Infinite in Vancouver

How can histories, knowledges and practices that fall outside what is commonly understood as 'new media' --19th century loom technology, ancient religious cosmologies, 9th century mathematics--inform the field? This question is the central premise of The Infinite Genealogy: Intercultural Approaches to New Media Art, a conference set to take place in May 2006 at Simon Fraser University, in Vancouver. The gathering will draw scholars from disciplines such as art history, media studies, music, anthropology, computer programming, and biology, along with artists working across these areas in an attempt to refresh new media in light of an array of cultural and artistic paradigms. 'New technologies have genealogies that extend deep into history and across cultures,' says conference organizer Dr. Laura Marks, Professor in Art and Culture Studies at Simon Fraser. As an example, she cites the work of the conference's keynote speaker, ethnomathematican Ron Eglash, whose work (pictured) shows that certain early African arts are based in fractal algorithms. Lines of inquiry are still open.

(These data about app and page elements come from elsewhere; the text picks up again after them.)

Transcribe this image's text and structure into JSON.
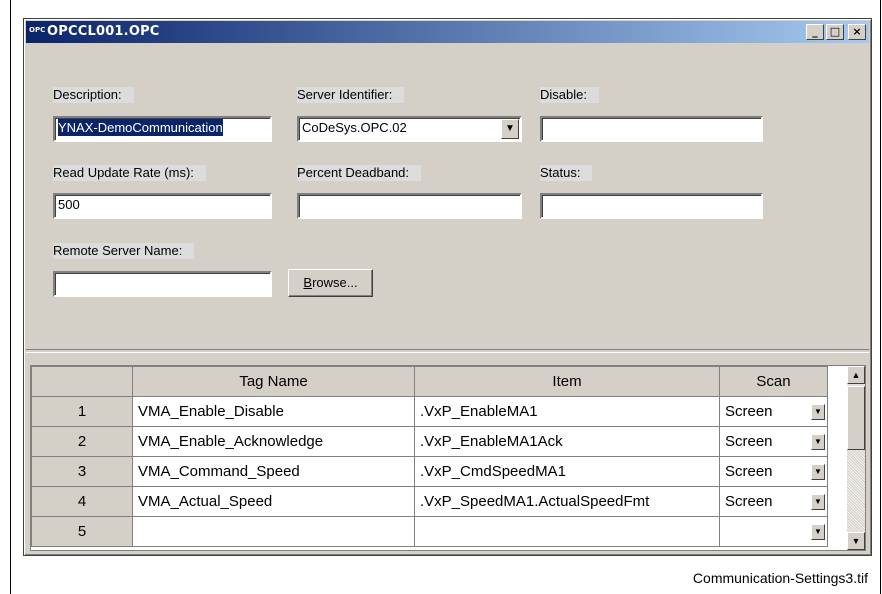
{
  "window": {
    "icon_text": "OPC",
    "title": "OPCCL001.OPC",
    "minimize": "_",
    "maximize": "□",
    "close": "×"
  },
  "form": {
    "description_label": "Description:",
    "description_value": "YNAX-DemoCommunication",
    "server_identifier_label": "Server Identifier:",
    "server_identifier_value": "CoDeSys.OPC.02",
    "disable_label": "Disable:",
    "disable_value": "",
    "read_update_rate_label": "Read Update Rate (ms):",
    "read_update_rate_value": "500",
    "percent_deadband_label": "Percent Deadband:",
    "percent_deadband_value": "",
    "status_label": "Status:",
    "status_value": "",
    "remote_server_label": "Remote Server Name:",
    "remote_server_value": "",
    "browse_prefix": "B",
    "browse_rest": "rowse..."
  },
  "grid": {
    "columns": [
      "",
      "Tag Name",
      "Item",
      "Scan"
    ],
    "rows": [
      {
        "num": "1",
        "tag": "VMA_Enable_Disable",
        "item": ".VxP_EnableMA1",
        "scan": "Screen"
      },
      {
        "num": "2",
        "tag": "VMA_Enable_Acknowledge",
        "item": ".VxP_EnableMA1Ack",
        "scan": "Screen"
      },
      {
        "num": "3",
        "tag": "VMA_Command_Speed",
        "item": ".VxP_CmdSpeedMA1",
        "scan": "Screen"
      },
      {
        "num": "4",
        "tag": "VMA_Actual_Speed",
        "item": ".VxP_SpeedMA1.ActualSpeedFmt",
        "scan": "Screen"
      },
      {
        "num": "5",
        "tag": "",
        "item": "",
        "scan": ""
      }
    ]
  },
  "caption": "Communication-Settings3.tif"
}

Papers and artist presentations will be accepted up until the deadline of December 1, 2005. -- Fred Cisterna